In Scenes from an Execution, Howard Barker recreates the contentious, inspired world of artistic Venice in the 1570s, populating a rich historical landscape with fictional painters and patrons. But the themes and emotions the play can arouse in an audience today, as in QED Productionsâ€™ current revival, deftly directed by Zander Teller, pulse as though modern, and almost factual. The charactersâ€™ tangled relationships and loyalties, portrayed with intensity by the leading actors, not only draw you into the individual struggles that shape them and their world, but demand your engagement from start to finish with the intellectual and moral issues from which those struggles are born.
But back to the beginning, when the series of â€œcatastrophesâ€ (to use the word Barker does for his work, which he has referred to as a â€œTheatre of Catastropheâ€) has yet to unfold and all we know is that one of the most famous painters in 16th century Venice is a woman, Galactia (played with wit and vigor by Elena McGhee), and she has been commissioned by the city-stateâ€™s Doge to paint a massive victory canvas of the recent Battle of Lepanto, a huge and bloody naval battle in which the short-lived Holy League defeated the Ottoman Empire. Being a woman of unusual (especially for her era) independence of mind and spirit, Galactia naturally has no intention of painting a typical war-glorifying scene: she intends to show the battle and its fleshly consequences as realistically (i.e., gruesomely) as possible, and naturally this infuriates everyone from the Doge through Galactiaâ€™s daughters.

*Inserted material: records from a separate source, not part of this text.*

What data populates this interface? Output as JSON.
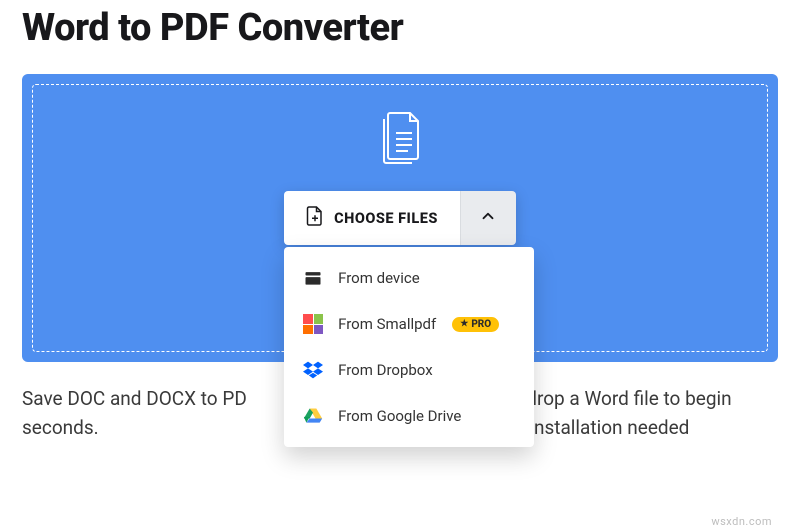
{
  "title": "Word to PDF Converter",
  "choose_label": "CHOOSE FILES",
  "sources": {
    "device": "From device",
    "smallpdf": "From Smallpdf",
    "dropbox": "From Dropbox",
    "gdrive": "From Google Drive"
  },
  "pro_badge": "PRO",
  "description_line1_left": "Save DOC and DOCX to PD",
  "description_line1_right": "drop a Word file to begin",
  "description_line2_left": "seconds.",
  "description_line2_right": "ation or installation needed",
  "watermark": "wsxdn.com"
}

Barkerâ€™s approach can be didactic and preachy; one device he uses is to have an art critic â€“ Rivera, the other strong, intelligent woman in the city, given an elegant presence by Julia Beardsley Oâ€™Brien â€“ walk onstage where the action is frozen and describe and analyze it as a supposed preparatory painting by Galactia, and he also tends to spell out the philosophical issues at hand a bit too explicitly in the dialogue. Fortunately, the actorsâ€™ lively performances mostly ameliorate this shortcoming, so that even though you may be listening to Galactia lay out her rationale to her daughters, who are lesser creatures than she, McGheeâ€™s delivery, punctuated with a laugh that manages to be carefree and sharp at once, makes the explicitness of the wording weigh less; similarly with the weak Doge, whose overwritten litany of complaints and demands is more palatable via Micah Freedmanâ€™s air of nervous pomposity. Thus truths about life and art that might come across as worn seem more like insight.
As Galactiaâ€™s work on the canvas progresses and her supporters progressively desert her because of her refusal to change her approach for anything, not to advance womenâ€™s position in art, as her daughters (minor painters themselves) wish, nor to help the Doge, who has been a good patron to artists but has a tenuous hold on power, nor to give herself glory or even to save herself when it becomes clear that her decisions have angered the powerful. One is reminded more than once, as she is excoriated for putting warâ€™s brutal face on display, undisguised, of the circumstances of our own war â€“ the visceral power of the photos from Abu Ghraib, the governmentâ€™s ban on photos of coffins â€“ and so of the continuing importance, and paucity, of people with Galactiaâ€™s conviction and determination. We have our lapdog media, Venice had plenty of painters like Galactiaâ€™s married lover Carpeta, who Mick Oâ€™Brien makes an appropriately spineless, and minor in every sense of the word, religious painter.
But for all the ire Galactia provokes in those around her and those who find her painting offensive, and for all the indications that the story is headed toward a typical, theatrical bad ending for the truth-teller, Barker doesnâ€™t let them, or us, off that easily. Much as Galactia prides herself on poking the powerful in the eyes and would love to be a martyr for her art, the haunting black nights she spends in a dank prison cell, where McGhee shows her becoming more unhinged by the moment, make her see her work and purpose differently, much as the Doge is helped by Rivera to understand the value of Galactiaâ€™s painting and even independent-minded art in general. Consequently, he relents, and Galactia, in the playâ€™s final minutes, performed very movingly by the cast here, witnesses the full effect her work has on viewers, and seeing it change them visibly changes her.
Neil Beckerâ€™s set is austere â€“ though Joe Novakâ€™s dramatic lighting adds a lot to build up the space â€“ and Barker didnâ€™t intend for the audience to see a real painting being produced onstage, but over the course of the scenes here, one can almost feel the images Galactia is setting to canvas burned into the blank air as she goes. Barkerâ€™s meditations on art and freedom in this play, which is thought provoking on many levels, take on new life in this wrenching production. The questions the actors bring to life in the made-up words of fictional Venetians resonate deeply in 2007 and are sure to stay with you well after you leave the theatre. â€“ Mallory Jensen
Scenes from an Execution runs through June 10 at the Hudson Guild Theatre, 441 West 26th St., NYC.
Ms. Jensen is a writer in New York who works in book publishing when she is not attending an indie play/film/concert.